### Data to process
::::
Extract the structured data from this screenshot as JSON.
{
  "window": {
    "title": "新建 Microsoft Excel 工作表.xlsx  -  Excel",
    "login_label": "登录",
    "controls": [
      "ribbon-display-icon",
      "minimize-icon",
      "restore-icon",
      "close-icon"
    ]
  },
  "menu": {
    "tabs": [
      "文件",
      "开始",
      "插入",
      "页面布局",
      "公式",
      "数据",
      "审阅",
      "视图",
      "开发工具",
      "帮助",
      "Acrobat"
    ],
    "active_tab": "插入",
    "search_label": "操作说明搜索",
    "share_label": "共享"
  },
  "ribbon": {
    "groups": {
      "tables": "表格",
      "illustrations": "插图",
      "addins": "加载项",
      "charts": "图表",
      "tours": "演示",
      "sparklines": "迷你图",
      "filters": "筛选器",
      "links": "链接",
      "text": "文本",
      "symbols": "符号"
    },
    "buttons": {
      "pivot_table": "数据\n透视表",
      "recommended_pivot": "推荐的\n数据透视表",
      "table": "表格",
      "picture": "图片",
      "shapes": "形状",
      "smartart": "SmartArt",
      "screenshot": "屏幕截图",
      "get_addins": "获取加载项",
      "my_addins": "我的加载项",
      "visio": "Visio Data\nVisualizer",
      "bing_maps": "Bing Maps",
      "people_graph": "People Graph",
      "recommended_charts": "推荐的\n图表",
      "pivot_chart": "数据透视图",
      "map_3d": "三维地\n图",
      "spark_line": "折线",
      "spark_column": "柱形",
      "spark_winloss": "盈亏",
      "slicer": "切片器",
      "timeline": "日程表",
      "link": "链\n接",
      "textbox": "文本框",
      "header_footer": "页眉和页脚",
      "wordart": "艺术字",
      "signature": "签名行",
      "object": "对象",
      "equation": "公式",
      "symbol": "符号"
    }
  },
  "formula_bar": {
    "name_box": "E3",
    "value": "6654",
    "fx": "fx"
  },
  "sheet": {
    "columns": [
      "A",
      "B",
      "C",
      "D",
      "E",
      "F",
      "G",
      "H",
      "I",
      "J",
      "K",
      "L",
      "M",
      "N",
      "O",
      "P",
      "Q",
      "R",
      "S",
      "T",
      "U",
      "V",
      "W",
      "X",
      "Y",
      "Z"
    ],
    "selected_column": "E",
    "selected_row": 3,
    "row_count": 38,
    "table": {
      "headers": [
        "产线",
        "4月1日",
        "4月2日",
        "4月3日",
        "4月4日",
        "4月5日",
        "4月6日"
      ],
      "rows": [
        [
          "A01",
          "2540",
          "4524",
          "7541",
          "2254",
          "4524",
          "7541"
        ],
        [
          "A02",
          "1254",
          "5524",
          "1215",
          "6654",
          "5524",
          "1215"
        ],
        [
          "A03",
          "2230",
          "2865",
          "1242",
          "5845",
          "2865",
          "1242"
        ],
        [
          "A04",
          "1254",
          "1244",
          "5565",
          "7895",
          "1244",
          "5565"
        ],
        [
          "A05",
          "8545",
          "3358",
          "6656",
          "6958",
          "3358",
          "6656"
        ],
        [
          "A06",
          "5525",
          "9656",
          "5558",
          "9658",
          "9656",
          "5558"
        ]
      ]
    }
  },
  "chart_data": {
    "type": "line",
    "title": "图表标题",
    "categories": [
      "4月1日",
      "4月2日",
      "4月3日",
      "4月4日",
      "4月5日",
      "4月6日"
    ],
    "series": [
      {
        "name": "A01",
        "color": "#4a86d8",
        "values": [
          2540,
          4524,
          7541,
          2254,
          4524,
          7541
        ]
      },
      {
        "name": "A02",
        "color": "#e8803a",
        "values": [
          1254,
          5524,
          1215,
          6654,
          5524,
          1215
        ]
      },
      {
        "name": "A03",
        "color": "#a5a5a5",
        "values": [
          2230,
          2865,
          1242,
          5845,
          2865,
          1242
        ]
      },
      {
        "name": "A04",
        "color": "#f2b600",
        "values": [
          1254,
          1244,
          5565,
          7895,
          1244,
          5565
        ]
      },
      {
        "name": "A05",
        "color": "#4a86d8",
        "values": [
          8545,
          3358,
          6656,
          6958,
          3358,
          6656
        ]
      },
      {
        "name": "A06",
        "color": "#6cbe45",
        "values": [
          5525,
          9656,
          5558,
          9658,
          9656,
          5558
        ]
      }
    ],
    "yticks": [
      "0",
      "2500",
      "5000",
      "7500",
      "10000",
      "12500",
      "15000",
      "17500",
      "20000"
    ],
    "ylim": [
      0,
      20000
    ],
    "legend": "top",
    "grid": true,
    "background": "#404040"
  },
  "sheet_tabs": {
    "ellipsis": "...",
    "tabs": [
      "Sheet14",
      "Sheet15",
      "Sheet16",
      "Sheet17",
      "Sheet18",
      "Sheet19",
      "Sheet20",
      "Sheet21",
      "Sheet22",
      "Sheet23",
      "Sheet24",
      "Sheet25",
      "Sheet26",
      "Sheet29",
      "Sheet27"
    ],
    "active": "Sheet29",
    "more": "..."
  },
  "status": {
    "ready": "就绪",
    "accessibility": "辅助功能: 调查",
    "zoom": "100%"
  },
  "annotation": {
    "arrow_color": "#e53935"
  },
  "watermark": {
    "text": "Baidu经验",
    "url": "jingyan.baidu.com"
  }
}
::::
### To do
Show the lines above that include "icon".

### Solution to this exercise
      "ribbon-display-icon",
      "minimize-icon",
      "restore-icon",
      "close-icon"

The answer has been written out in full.